- AIM OF THE TASK
Return the records word for word. Any pictures in them are not part of the copy.

- MATERIAL SHOWN
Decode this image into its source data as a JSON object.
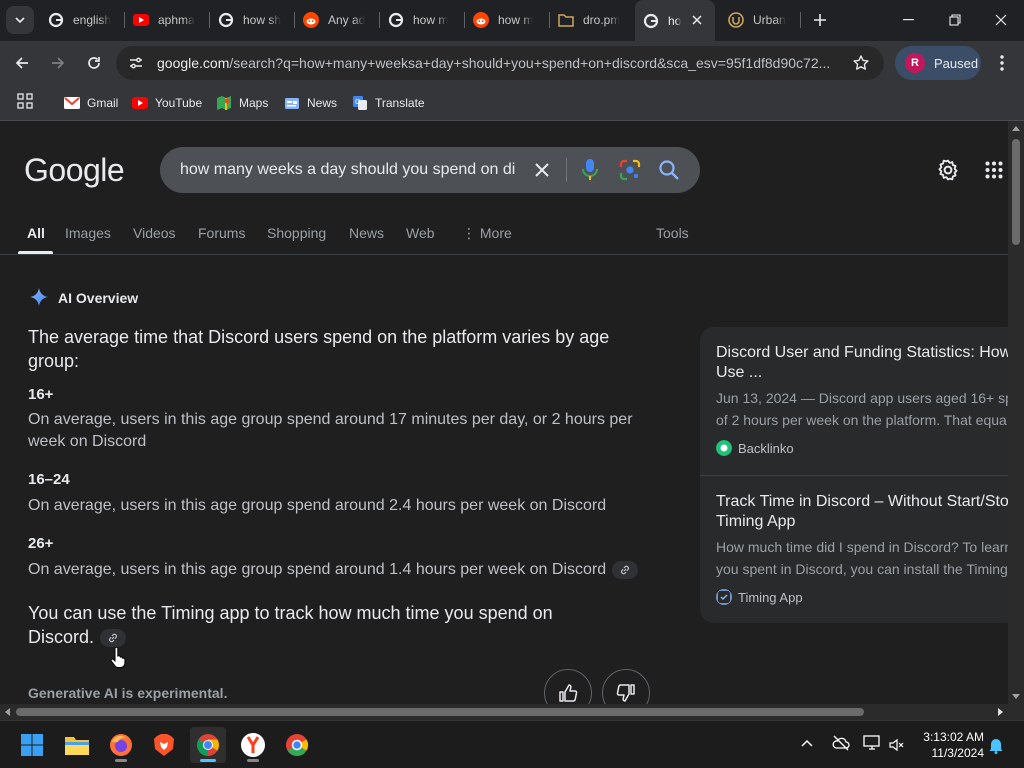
{
  "browser": {
    "tabs": [
      {
        "title": "english",
        "icon": "google-icon"
      },
      {
        "title": "aphma",
        "icon": "youtube-icon"
      },
      {
        "title": "how sh",
        "icon": "google-icon"
      },
      {
        "title": "Any ad",
        "icon": "reddit-icon"
      },
      {
        "title": "how m",
        "icon": "google-icon"
      },
      {
        "title": "how m",
        "icon": "reddit-icon"
      },
      {
        "title": "dro.pm",
        "icon": "dro-icon"
      },
      {
        "title": "ho",
        "icon": "google-icon",
        "active": true
      },
      {
        "title": "Urban",
        "icon": "urban-icon"
      }
    ],
    "url_host": "google.com",
    "url_rest": "/search?q=how+many+weeksa+day+should+you+spend+on+discord&sca_esv=95f1df8d90c72...",
    "profile": {
      "initial": "R",
      "label": "Paused"
    },
    "bookmarks": [
      {
        "label": "Gmail",
        "icon": "gmail-icon"
      },
      {
        "label": "YouTube",
        "icon": "youtube-icon"
      },
      {
        "label": "Maps",
        "icon": "maps-icon"
      },
      {
        "label": "News",
        "icon": "news-icon"
      },
      {
        "label": "Translate",
        "icon": "translate-icon"
      }
    ]
  },
  "google": {
    "logo": "Google",
    "query": "how many weeks a day should you spend on di",
    "tabs": [
      "All",
      "Images",
      "Videos",
      "Forums",
      "Shopping",
      "News",
      "Web",
      "More",
      "Tools"
    ],
    "active_tab": "All"
  },
  "ai_overview": {
    "heading": "AI Overview",
    "intro": "The average time that Discord users spend on the platform varies by age group:",
    "groups": [
      {
        "label": "16+",
        "text": "On average, users in this age group spend around 17 minutes per day, or 2 hours per week on Discord"
      },
      {
        "label": "16–24",
        "text": "On average, users in this age group spend around 2.4 hours per week on Discord"
      },
      {
        "label": "26+",
        "text": "On average, users in this age group spend around 1.4 hours per week on Discord"
      }
    ],
    "tip": "You can use the Timing app to track how much time you spend on Discord.",
    "footer": "Generative AI is experimental."
  },
  "sources": [
    {
      "title": "Discord User and Funding Statistics: How Use ...",
      "snippet_line1": "Jun 13, 2024 — Discord app users aged 16+ sp",
      "snippet_line2": "of 2 hours per week on the platform. That equa",
      "site": "Backlinko"
    },
    {
      "title": "Track Time in Discord – Without Start/Sto Timing App",
      "snippet_line1": "How much time did I spend in Discord? To learn",
      "snippet_line2": "you spent in Discord, you can install the Timing",
      "site": "Timing App"
    }
  ],
  "taskbar": {
    "apps": [
      "windows-start-icon",
      "file-explorer-icon",
      "firefox-icon",
      "brave-icon",
      "chrome-icon",
      "yandex-icon",
      "chromium-icon"
    ],
    "time": "3:13:02 AM",
    "date": "11/3/2024"
  },
  "colors": {
    "accent": "#8ab4f8",
    "page_bg": "#1f1f1f",
    "profile_bg": "#3c4d68"
  }
}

- ANSWER TO THIS PROBLEM
Decode this image into its source data as a JSON object.
{
  "browser": {
    "tabs": [
      {
        "title": "english",
        "icon": "google-icon"
      },
      {
        "title": "aphma",
        "icon": "youtube-icon"
      },
      {
        "title": "how sh",
        "icon": "google-icon"
      },
      {
        "title": "Any ad",
        "icon": "reddit-icon"
      },
      {
        "title": "how m",
        "icon": "google-icon"
      },
      {
        "title": "how m",
        "icon": "reddit-icon"
      },
      {
        "title": "dro.pm",
        "icon": "dro-icon"
      },
      {
        "title": "ho",
        "icon": "google-icon",
        "active": true
      },
      {
        "title": "Urban",
        "icon": "urban-icon"
      }
    ],
    "url_host": "google.com",
    "url_rest": "/search?q=how+many+weeksa+day+should+you+spend+on+discord&sca_esv=95f1df8d90c72...",
    "profile": {
      "initial": "R",
      "label": "Paused"
    },
    "bookmarks": [
      {
        "label": "Gmail",
        "icon": "gmail-icon"
      },
      {
        "label": "YouTube",
        "icon": "youtube-icon"
      },
      {
        "label": "Maps",
        "icon": "maps-icon"
      },
      {
        "label": "News",
        "icon": "news-icon"
      },
      {
        "label": "Translate",
        "icon": "translate-icon"
      }
    ]
  },
  "google": {
    "logo": "Google",
    "query": "how many weeks a day should you spend on di",
    "tabs": [
      "All",
      "Images",
      "Videos",
      "Forums",
      "Shopping",
      "News",
      "Web",
      "More",
      "Tools"
    ],
    "active_tab": "All"
  },
  "ai_overview": {
    "heading": "AI Overview",
    "intro": "The average time that Discord users spend on the platform varies by age group:",
    "groups": [
      {
        "label": "16+",
        "text": "On average, users in this age group spend around 17 minutes per day, or 2 hours per week on Discord"
      },
      {
        "label": "16–24",
        "text": "On average, users in this age group spend around 2.4 hours per week on Discord"
      },
      {
        "label": "26+",
        "text": "On average, users in this age group spend around 1.4 hours per week on Discord"
      }
    ],
    "tip": "You can use the Timing app to track how much time you spend on Discord.",
    "footer": "Generative AI is experimental."
  },
  "sources": [
    {
      "title": "Discord User and Funding Statistics: How Use ...",
      "snippet_line1": "Jun 13, 2024 — Discord app users aged 16+ sp",
      "snippet_line2": "of 2 hours per week on the platform. That equa",
      "site": "Backlinko"
    },
    {
      "title": "Track Time in Discord – Without Start/Sto Timing App",
      "snippet_line1": "How much time did I spend in Discord? To learn",
      "snippet_line2": "you spent in Discord, you can install the Timing",
      "site": "Timing App"
    }
  ],
  "taskbar": {
    "apps": [
      "windows-start-icon",
      "file-explorer-icon",
      "firefox-icon",
      "brave-icon",
      "chrome-icon",
      "yandex-icon",
      "chromium-icon"
    ],
    "time": "3:13:02 AM",
    "date": "11/3/2024"
  },
  "colors": {
    "accent": "#8ab4f8",
    "page_bg": "#1f1f1f",
    "profile_bg": "#3c4d68"
  }
}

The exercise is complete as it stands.